• TO DO:
If a line in the entries below holds the string "public", copy it.

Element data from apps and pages
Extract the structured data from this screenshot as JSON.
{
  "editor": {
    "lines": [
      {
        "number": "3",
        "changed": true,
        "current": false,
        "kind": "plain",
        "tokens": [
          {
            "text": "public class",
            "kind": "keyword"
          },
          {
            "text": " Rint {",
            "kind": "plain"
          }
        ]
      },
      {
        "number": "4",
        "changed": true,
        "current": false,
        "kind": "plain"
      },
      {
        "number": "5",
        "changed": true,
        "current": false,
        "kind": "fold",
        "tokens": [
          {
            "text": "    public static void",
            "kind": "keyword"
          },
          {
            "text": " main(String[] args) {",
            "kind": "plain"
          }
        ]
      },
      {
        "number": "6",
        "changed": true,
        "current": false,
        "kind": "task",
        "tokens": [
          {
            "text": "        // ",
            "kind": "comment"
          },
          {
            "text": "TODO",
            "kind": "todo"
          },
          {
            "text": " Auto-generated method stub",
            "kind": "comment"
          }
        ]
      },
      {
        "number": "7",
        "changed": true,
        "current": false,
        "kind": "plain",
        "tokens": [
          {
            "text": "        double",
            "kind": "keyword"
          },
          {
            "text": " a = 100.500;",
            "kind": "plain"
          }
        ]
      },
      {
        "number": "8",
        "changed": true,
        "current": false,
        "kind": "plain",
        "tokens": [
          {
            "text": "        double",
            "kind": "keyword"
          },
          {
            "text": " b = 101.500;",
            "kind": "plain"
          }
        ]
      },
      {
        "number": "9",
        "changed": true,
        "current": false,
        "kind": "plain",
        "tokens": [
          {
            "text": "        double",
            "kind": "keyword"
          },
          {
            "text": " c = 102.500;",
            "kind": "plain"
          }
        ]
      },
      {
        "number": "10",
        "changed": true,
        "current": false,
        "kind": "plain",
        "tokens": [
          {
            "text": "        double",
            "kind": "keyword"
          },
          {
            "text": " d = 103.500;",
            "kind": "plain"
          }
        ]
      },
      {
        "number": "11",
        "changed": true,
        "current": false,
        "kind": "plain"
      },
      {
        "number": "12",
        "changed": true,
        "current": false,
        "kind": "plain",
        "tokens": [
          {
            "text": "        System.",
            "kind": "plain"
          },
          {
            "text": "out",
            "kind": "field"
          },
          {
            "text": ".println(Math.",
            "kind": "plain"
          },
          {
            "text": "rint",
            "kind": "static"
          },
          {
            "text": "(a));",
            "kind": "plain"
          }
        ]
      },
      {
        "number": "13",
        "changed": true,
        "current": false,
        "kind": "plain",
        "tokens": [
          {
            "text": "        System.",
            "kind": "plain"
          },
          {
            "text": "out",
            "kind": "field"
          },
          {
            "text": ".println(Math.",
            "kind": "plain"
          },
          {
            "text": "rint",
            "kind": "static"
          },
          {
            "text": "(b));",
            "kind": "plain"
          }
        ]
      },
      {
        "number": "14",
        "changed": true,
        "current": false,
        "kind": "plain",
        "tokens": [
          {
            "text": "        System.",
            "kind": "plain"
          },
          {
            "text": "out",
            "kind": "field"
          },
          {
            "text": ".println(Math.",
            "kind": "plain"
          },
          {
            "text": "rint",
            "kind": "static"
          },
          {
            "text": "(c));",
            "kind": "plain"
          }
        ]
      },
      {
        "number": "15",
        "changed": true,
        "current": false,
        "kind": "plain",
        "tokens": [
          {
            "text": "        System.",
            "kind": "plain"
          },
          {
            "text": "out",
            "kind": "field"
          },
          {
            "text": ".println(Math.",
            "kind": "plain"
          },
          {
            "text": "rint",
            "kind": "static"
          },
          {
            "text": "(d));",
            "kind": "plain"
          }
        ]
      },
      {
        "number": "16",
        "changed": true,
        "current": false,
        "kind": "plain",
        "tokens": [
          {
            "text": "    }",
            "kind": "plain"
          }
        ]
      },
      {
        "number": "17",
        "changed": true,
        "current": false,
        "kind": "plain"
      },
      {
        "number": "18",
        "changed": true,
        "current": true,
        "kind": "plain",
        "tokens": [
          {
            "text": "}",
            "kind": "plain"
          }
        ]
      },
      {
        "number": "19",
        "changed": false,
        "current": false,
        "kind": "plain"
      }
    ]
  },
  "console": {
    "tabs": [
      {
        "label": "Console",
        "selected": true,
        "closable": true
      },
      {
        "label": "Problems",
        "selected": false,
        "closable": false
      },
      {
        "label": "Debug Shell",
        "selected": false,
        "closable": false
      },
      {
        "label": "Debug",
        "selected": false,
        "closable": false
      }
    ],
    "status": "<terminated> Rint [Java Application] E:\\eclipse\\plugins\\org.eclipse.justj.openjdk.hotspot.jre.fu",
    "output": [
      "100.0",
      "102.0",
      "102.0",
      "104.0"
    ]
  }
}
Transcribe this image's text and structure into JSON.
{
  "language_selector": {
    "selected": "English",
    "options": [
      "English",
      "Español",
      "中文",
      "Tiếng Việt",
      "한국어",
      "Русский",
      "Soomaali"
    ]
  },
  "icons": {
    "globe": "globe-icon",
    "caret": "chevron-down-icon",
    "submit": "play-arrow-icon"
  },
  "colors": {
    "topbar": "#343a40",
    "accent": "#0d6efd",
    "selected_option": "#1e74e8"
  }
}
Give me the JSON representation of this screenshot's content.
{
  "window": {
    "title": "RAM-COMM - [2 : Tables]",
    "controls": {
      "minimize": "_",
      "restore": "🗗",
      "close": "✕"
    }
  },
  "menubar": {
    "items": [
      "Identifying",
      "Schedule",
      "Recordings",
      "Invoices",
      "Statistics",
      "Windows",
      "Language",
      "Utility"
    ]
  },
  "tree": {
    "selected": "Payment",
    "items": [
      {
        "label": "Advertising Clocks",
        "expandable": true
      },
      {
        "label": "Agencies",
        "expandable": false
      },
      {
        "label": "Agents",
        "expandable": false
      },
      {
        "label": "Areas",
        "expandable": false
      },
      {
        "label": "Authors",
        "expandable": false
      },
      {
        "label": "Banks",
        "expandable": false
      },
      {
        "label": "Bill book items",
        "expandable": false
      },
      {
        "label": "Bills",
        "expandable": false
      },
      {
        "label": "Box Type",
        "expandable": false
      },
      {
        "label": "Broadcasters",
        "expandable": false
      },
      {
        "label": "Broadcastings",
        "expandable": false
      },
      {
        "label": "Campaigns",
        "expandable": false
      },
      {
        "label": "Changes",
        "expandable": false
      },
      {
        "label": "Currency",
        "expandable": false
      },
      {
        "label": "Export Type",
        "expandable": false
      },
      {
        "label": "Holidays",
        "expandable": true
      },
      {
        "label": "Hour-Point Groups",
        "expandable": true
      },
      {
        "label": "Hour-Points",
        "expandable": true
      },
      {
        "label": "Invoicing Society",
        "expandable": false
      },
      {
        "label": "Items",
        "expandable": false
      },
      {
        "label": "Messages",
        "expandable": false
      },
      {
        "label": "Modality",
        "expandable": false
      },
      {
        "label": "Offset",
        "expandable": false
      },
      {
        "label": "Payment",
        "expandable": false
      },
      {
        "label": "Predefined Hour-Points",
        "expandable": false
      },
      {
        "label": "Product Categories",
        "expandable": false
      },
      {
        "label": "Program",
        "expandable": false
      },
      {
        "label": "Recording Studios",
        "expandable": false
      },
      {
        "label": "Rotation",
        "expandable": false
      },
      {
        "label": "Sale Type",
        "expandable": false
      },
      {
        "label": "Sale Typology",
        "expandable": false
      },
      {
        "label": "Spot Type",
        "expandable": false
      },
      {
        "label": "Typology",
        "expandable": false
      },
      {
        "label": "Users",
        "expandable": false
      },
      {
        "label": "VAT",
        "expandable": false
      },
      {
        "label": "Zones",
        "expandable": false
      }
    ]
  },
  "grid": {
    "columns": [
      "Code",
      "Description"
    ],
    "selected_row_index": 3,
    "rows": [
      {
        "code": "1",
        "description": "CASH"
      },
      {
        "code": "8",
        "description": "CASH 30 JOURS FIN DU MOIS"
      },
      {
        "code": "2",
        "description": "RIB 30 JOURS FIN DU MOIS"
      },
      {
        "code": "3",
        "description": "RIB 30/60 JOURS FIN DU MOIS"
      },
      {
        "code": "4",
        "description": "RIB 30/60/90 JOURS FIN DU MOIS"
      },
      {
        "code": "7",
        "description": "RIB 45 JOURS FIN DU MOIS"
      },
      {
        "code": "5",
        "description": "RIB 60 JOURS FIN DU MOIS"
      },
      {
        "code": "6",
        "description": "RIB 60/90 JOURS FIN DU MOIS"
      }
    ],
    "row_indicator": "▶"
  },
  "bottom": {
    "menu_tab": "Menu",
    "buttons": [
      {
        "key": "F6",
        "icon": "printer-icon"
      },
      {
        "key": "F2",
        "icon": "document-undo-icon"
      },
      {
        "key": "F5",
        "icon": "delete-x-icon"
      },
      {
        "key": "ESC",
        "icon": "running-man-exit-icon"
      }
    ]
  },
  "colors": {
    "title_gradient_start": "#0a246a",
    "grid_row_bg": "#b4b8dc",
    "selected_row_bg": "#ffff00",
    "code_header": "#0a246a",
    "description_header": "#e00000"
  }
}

• EXERCISE RESULT:
            "text": "public class",
            "text": "    public static void",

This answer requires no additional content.